The hidden information could be revealed by playing the file slower. Or faster. Or backwards. You could de-noise it. All this can be controlled in Audacity via the “Effects” menu. You could also play the two stereo channels separately. Or cut the file apart at certain points and put it back together again.
It is always helpful to look at the waveform of the acoustic signal. Sometimes you can read binary codes directly from there, and Morse is much easier to transcribe by looking at it here than by just listening to the tones.
It is also possible to use the BPM, the beats per minute, i.e. the tempo of the piece, to find the coordinates. These can be simply counted (write down the beat for one minute), read out via a myriad of small freeware programmes or “clicked together” via this website with the mouse.
If you hear tones that sound similar to the call number transmission of a key telephone, you are probably dealing with DTMF (Dual-Tone-multi-frequency).
Multi-frequency means each of these tones has two frequencies.
Using these two frequencies, a table can be used to find the keys you are looking for. For example, if the frequencies 1336 and 770 Hz are found, key 5 has been pressed.
With Audacity, the frequencies can be determined by marking the desired area of the sound file in the wave profile and then selecting “Analysis” and “Frequency Analysis” in the menu at the top. Now simply move the mouse over the two “towers” and read off under the graph what the peak value is. If you want to hit this spot a little easier, you can click on “Log. Display”.
For those who want to have it easier, such a sound file can also be read out via a web page or fed to various apps for mobile phones (for example, the “PhoneTone_Extractor”). Coordinates about frequencies can also be hidden in a sound file without obvious telephone tones. A look at the frequencies used certainly never hurts.
Neither is a look at the spectogram of a sound file. Here it is possible to manipulate inaudibly to the ear, which is visible as a graphic. In Audacity, the spectogram can be found by clicking on the small black arrow to the left of the open file next to the file name (if necessary, increase the upper frequency range to 20,000 under spectogram settings). My preferred alternative tool: Sonic Visualizer (open file, select Pane in the menu bar and click “Add Spectogramm”).
Neither is looking at the spectogram of a sound file. Here it is possible to manipulate inaudibly to the ear, which is visible as a graph.
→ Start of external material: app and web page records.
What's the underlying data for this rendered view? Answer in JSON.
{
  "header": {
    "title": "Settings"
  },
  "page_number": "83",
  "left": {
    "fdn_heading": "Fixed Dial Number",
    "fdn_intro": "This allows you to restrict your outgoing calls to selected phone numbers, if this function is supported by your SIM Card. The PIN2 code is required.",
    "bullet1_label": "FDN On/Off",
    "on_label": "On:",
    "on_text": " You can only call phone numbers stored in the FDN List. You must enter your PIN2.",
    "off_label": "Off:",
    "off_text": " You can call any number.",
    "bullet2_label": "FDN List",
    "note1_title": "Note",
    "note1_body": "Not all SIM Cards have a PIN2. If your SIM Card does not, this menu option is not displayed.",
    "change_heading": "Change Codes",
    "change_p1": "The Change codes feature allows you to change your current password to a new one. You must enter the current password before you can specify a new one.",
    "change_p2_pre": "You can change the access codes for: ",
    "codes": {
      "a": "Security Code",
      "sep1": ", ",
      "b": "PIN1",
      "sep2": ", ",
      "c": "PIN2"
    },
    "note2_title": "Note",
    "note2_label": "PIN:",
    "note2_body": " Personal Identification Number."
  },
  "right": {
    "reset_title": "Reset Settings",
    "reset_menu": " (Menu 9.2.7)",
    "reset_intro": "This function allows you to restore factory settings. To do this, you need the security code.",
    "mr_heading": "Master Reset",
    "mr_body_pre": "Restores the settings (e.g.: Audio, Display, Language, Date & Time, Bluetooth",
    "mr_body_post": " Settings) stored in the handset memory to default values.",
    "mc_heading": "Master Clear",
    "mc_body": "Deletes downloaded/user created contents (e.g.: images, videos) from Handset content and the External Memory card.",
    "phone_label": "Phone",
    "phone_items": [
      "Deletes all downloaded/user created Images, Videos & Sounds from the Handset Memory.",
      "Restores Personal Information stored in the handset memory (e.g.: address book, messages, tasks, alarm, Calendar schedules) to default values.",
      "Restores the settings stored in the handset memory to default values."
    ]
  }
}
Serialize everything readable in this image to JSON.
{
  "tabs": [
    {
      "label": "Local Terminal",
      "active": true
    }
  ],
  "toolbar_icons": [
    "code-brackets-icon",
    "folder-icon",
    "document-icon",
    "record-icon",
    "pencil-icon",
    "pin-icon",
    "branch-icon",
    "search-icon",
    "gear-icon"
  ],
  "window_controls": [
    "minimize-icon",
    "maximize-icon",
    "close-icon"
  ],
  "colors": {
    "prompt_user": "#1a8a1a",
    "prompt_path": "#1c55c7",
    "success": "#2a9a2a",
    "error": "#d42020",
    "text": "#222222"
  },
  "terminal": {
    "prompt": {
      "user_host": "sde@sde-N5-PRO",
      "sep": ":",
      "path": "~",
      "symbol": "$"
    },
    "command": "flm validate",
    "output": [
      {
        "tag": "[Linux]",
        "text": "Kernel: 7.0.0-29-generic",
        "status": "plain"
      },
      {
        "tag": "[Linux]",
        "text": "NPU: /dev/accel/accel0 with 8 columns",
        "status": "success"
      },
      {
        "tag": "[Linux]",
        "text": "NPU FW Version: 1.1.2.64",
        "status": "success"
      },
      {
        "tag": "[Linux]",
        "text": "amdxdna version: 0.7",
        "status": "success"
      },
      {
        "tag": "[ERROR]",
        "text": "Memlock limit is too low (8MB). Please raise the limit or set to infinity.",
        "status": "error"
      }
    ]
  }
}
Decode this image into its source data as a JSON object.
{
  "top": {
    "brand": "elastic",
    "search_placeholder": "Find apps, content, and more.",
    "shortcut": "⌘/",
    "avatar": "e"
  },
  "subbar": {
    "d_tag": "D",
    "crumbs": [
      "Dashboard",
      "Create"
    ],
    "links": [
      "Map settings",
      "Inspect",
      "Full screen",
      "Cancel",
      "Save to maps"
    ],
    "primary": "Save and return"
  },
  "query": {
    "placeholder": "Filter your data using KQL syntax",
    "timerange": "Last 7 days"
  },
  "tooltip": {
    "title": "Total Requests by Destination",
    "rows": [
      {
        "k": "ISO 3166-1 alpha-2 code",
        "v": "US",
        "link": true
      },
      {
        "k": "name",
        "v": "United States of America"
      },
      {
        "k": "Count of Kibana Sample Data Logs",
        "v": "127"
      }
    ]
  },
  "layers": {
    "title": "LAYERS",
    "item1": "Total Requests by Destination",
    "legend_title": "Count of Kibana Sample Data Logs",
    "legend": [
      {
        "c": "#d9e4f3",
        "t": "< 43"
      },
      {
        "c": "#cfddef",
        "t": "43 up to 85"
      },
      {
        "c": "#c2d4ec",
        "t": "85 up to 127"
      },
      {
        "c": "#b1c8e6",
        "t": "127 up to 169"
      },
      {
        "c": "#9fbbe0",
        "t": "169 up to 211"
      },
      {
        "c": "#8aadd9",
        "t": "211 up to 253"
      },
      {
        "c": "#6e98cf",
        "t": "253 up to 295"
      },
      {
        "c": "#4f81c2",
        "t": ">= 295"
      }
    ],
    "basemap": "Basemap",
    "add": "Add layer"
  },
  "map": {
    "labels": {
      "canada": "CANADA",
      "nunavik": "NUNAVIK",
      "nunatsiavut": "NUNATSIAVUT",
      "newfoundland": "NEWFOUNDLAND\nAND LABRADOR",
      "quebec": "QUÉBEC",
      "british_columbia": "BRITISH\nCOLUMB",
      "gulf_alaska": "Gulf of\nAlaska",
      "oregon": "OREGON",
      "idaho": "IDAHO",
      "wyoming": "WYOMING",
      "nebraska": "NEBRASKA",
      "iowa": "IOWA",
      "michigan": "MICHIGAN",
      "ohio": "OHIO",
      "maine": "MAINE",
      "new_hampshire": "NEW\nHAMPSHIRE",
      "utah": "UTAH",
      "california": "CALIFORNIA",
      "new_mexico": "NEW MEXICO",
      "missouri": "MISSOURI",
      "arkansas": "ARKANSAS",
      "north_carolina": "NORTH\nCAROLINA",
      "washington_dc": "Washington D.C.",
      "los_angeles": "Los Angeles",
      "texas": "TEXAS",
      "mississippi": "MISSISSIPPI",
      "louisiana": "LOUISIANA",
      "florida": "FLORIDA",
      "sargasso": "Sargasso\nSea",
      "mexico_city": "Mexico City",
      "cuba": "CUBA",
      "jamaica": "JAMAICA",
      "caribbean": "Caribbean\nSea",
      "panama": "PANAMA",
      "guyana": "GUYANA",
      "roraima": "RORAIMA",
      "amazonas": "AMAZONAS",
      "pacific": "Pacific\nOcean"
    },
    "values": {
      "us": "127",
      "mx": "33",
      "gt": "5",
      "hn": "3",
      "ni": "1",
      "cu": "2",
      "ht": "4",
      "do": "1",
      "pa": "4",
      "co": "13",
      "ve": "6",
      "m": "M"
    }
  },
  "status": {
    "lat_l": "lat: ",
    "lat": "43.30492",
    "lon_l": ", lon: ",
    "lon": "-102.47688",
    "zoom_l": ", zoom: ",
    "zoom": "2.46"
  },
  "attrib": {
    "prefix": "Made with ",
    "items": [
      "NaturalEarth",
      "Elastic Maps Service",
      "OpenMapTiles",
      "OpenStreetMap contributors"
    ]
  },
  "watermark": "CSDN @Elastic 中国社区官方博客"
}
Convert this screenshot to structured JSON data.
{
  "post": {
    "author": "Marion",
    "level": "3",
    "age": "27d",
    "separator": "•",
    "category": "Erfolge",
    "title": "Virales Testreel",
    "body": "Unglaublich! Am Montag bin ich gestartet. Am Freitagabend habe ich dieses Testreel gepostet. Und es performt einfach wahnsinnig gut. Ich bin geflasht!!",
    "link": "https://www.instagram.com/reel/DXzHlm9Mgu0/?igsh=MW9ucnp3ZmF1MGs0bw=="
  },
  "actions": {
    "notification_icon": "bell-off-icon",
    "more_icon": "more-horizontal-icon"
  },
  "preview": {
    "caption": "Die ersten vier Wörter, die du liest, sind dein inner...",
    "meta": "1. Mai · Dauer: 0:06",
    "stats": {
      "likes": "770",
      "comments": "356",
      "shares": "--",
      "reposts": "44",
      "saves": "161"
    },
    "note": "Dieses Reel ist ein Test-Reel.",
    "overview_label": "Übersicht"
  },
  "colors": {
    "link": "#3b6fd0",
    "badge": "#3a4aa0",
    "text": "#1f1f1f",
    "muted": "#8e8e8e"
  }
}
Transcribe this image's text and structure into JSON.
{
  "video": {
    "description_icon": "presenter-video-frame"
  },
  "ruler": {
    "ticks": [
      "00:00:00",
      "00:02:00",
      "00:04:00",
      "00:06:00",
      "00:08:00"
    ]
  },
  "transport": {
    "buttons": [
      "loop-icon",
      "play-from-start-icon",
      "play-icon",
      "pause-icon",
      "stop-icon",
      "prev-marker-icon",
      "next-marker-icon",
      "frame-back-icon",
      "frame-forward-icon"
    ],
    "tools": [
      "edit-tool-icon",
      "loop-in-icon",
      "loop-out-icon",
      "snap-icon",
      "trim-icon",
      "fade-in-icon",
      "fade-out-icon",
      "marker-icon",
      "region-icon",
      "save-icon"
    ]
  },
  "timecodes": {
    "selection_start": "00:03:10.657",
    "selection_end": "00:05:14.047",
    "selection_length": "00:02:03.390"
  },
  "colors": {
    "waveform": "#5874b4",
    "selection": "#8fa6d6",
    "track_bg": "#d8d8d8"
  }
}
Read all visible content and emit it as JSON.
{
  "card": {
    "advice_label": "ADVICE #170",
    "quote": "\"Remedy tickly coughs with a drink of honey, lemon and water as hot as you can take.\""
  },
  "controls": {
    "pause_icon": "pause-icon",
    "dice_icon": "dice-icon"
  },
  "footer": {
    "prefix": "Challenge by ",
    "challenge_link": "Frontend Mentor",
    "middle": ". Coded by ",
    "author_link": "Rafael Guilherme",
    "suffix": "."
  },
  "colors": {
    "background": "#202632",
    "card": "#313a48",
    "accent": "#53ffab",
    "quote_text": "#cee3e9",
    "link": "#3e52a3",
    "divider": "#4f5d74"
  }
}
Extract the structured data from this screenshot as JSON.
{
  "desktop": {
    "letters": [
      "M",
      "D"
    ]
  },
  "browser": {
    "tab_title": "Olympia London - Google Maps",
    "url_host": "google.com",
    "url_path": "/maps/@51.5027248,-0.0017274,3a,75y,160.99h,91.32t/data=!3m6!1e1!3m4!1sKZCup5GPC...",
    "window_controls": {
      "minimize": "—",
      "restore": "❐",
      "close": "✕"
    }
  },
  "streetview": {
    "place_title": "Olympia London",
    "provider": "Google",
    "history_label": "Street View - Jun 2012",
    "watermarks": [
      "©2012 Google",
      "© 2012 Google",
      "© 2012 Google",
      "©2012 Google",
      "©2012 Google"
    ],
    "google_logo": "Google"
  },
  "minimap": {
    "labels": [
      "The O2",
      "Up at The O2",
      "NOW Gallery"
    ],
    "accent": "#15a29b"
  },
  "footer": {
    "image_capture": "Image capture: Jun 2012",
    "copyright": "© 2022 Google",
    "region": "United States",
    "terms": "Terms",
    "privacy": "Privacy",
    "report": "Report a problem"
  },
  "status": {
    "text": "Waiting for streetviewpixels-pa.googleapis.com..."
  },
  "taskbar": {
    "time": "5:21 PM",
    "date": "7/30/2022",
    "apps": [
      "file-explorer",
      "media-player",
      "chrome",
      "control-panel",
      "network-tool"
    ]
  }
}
In Audacity, the spectogram can be found by clicking on the small black arrow to the left of the open file next to the file name (if necessary, increase the upper frequency range to 20,000 under spectogram settings). My preferred alternative tool: Sonic Visualizer (open file, select Pane in the menu bar and click “Add Spectogramm”).
And as is almost always the case, what is explained here is only a tiny fraction of the ways in which information can be hidden in sound files.